Accounting, the language of business, provides crucial decision-making information to business organizations. This introduction to financial and managerial accounting prepares students to construct and interpret financial statements, generate budgets, and to use accounting data for strategic and management purposes with an emphasis on profitability. Legal and ethical issues in accounting are also discussed.3 Credits
This course explores financial statement and cash flow analysis and the time value of money. It presents information on bonds and stock valuation and risk, return, and value. There are also discussions on capital budgeting processes and techniques, cash flow and capital budgeting, and cost of capital and project risk. Options and the international financial market are discussed as well.3 Credits
Economics is the study of how resources are allocated. People of a nation and their government decide how much of a commodity should be produced and how that commodity is allocated. The allocation is done by a price system in free markets. There, prices determine how commodities are to be allocated, and prices determine how much should be made by a business. Microeconomics conveys the study of this allocation system to the level of an individual business. For over 200 years, business behavior has been carefully studied, conclusions made and tested, the models formulated and refined. Managerial Economics draws on the principles of economics and applies them to managerial decisions. It is incumbent on the student to be well versed in economic theories, models, and concepts so that their applications are pertinent, appropriate, and well-reasoned.3 Credits

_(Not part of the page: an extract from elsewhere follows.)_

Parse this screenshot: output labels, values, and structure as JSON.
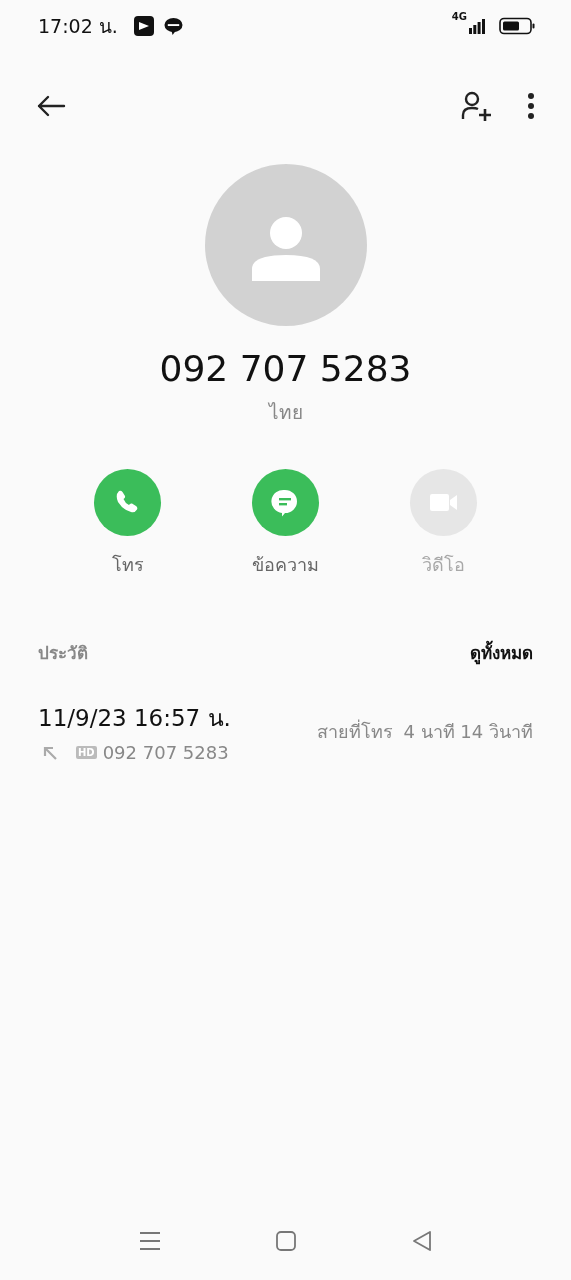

Introduction of the fundamental elements of effective project management and provides students with the opportunity to apply these elements using exercises and examples based on real-time projects. The tools and techniques used to plan, measure, and control projects, as well as the methods used to organize and manage projects, are also discussed. Focus is on developing project managers who can find the right people to do the right work at the right time, and for these people to make the right decisions. If you intend to certify as a Project Management Professional (PMP)®, initiate contact with the Project Management Institute at www.pmi.org and/or your local PMI® chapter.3 Credits
Project Management Organizational Framework covers principles and practices presented in the Project Management Body of Knowledge (PMBOK® Guide) developed by the Project Management Institute (PMI) Standards Committee. This guide addresses such organizational and structural issues as scope, time management, human resource planning, and project communications, and serves as the foundation for the project manager certification areas of competency.3 Credits
PMIF completes the topics presented in the Project Management Institute's Project Management Body of Knowledge and includes project cost, quality, procurement, and risk management. Continuing the work from PMOF, PMIF provides students with additional opportunities to apply these concepts using real-life exercises and examples. Special consideration is given to preparing students for the Project Management Professional (PMP)® certification exam.3 Credits
The capstone project allows students to apply the knowledge and skills acquired in their courses to the work environment. This project is completely individualized; students are encouraged to select work-related projects that are of particular interest to them and that will result in professional growth and benefit the organization.3 Credits